╭──
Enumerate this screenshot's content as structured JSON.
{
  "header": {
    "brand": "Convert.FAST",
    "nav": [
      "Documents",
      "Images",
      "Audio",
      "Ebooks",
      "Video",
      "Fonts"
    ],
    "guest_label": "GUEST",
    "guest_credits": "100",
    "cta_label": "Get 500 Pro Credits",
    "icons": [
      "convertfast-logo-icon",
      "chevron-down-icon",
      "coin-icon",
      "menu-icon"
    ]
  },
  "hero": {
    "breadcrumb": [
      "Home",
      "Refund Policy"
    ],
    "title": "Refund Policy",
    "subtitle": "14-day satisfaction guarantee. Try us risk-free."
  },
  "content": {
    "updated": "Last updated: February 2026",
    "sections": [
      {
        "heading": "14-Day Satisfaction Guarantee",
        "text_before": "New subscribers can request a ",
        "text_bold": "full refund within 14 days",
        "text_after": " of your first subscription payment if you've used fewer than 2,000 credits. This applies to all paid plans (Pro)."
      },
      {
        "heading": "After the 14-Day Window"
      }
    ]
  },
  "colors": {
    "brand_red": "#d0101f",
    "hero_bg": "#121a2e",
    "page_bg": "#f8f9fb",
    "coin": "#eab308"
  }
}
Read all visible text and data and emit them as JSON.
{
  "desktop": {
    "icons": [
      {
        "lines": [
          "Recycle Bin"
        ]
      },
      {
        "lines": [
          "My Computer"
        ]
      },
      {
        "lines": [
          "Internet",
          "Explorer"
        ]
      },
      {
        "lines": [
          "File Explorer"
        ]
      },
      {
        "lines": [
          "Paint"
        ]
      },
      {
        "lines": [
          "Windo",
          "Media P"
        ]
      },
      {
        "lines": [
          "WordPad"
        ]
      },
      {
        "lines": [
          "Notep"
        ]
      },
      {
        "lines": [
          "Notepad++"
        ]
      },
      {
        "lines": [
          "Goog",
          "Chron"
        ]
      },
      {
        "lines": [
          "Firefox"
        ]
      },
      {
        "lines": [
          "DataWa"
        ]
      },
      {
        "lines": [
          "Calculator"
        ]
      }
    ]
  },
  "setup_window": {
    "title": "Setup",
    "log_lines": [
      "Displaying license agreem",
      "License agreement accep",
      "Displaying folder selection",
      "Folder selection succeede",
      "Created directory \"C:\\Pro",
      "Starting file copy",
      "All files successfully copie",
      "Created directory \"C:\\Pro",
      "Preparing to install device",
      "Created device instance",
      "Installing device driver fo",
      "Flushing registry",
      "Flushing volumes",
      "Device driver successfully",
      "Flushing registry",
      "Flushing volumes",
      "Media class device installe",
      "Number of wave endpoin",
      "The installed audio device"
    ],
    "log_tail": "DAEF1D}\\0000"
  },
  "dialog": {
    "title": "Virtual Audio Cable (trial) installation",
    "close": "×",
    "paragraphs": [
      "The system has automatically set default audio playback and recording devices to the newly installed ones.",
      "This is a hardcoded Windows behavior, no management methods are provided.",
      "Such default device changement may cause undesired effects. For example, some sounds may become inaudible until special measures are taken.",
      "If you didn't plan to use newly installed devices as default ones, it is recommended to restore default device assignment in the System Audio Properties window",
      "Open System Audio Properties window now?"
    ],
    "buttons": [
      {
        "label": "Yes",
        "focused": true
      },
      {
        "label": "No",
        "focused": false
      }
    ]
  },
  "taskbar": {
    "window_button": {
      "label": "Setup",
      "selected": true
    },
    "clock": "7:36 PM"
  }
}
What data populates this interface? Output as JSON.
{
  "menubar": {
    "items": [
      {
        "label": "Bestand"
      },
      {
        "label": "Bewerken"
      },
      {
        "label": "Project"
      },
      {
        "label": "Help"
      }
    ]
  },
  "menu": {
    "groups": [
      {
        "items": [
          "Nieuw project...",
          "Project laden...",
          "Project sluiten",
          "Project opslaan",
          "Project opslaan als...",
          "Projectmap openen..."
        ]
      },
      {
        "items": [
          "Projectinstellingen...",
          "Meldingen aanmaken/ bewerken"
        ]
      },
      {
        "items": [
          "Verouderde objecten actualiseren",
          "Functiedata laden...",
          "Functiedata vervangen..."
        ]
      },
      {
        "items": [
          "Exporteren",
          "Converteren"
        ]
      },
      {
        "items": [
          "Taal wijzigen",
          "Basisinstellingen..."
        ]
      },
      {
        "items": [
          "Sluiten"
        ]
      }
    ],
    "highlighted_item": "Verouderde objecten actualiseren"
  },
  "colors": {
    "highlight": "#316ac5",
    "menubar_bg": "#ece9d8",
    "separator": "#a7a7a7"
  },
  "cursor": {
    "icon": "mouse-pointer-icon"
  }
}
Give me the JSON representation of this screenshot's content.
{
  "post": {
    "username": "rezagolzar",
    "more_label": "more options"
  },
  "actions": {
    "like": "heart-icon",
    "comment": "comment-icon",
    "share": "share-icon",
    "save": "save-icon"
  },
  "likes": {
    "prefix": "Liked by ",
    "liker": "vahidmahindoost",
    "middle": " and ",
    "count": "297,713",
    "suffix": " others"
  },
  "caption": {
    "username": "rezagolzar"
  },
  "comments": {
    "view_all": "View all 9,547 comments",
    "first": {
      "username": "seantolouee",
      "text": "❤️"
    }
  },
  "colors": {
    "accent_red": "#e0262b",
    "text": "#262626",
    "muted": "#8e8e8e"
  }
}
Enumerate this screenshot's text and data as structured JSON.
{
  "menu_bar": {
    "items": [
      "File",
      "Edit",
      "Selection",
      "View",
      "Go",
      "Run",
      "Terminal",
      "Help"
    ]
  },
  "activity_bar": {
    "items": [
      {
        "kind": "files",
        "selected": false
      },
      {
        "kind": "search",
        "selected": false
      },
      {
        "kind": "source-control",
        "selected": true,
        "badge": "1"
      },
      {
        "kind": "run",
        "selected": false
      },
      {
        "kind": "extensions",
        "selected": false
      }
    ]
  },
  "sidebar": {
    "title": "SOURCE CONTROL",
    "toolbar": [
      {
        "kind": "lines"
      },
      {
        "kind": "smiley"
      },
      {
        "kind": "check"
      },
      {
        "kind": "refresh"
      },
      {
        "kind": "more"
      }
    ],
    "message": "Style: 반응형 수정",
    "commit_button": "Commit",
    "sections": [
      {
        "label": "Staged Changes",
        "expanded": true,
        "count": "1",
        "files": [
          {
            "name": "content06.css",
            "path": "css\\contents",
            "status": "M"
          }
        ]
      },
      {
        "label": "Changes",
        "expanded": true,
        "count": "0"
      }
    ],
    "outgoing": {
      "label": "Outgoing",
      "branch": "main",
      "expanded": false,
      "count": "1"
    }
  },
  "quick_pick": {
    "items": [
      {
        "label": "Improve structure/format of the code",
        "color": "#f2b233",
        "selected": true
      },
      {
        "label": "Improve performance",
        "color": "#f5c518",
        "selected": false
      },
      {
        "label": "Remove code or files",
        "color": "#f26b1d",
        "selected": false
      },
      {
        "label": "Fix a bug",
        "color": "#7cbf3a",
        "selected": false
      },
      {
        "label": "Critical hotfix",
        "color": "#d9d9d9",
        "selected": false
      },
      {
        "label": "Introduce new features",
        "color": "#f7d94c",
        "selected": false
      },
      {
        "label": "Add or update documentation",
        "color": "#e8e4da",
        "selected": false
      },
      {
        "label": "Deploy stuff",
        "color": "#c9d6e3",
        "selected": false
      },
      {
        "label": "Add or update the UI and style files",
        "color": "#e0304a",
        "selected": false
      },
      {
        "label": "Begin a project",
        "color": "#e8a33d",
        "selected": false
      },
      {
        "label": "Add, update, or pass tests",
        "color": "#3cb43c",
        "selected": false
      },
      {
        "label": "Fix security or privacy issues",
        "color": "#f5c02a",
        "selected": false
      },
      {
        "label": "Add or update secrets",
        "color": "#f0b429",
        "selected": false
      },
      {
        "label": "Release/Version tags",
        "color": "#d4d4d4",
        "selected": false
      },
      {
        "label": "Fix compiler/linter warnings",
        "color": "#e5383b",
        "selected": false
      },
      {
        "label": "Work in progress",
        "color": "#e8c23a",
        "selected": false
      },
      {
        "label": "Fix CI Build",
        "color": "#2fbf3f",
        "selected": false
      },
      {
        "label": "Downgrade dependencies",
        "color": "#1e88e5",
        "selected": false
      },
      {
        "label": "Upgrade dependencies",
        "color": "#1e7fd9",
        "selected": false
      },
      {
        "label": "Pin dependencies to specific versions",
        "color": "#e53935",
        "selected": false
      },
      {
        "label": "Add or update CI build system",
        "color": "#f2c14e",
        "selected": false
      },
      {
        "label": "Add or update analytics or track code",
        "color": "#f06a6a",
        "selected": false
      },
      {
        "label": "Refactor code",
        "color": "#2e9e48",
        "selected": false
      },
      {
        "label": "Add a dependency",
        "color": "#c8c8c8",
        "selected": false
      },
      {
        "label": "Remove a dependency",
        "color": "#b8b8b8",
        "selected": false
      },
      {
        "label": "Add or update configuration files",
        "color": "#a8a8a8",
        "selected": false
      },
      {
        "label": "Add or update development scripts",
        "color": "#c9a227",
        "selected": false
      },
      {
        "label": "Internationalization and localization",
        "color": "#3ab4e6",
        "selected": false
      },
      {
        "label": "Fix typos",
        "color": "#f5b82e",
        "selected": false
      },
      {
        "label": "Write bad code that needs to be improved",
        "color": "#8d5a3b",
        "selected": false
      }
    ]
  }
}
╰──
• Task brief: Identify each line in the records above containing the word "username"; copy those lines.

• Exercise response:
    "username": "rezagolzar",
    "username": "rezagolzar"
      "username": "seantolouee",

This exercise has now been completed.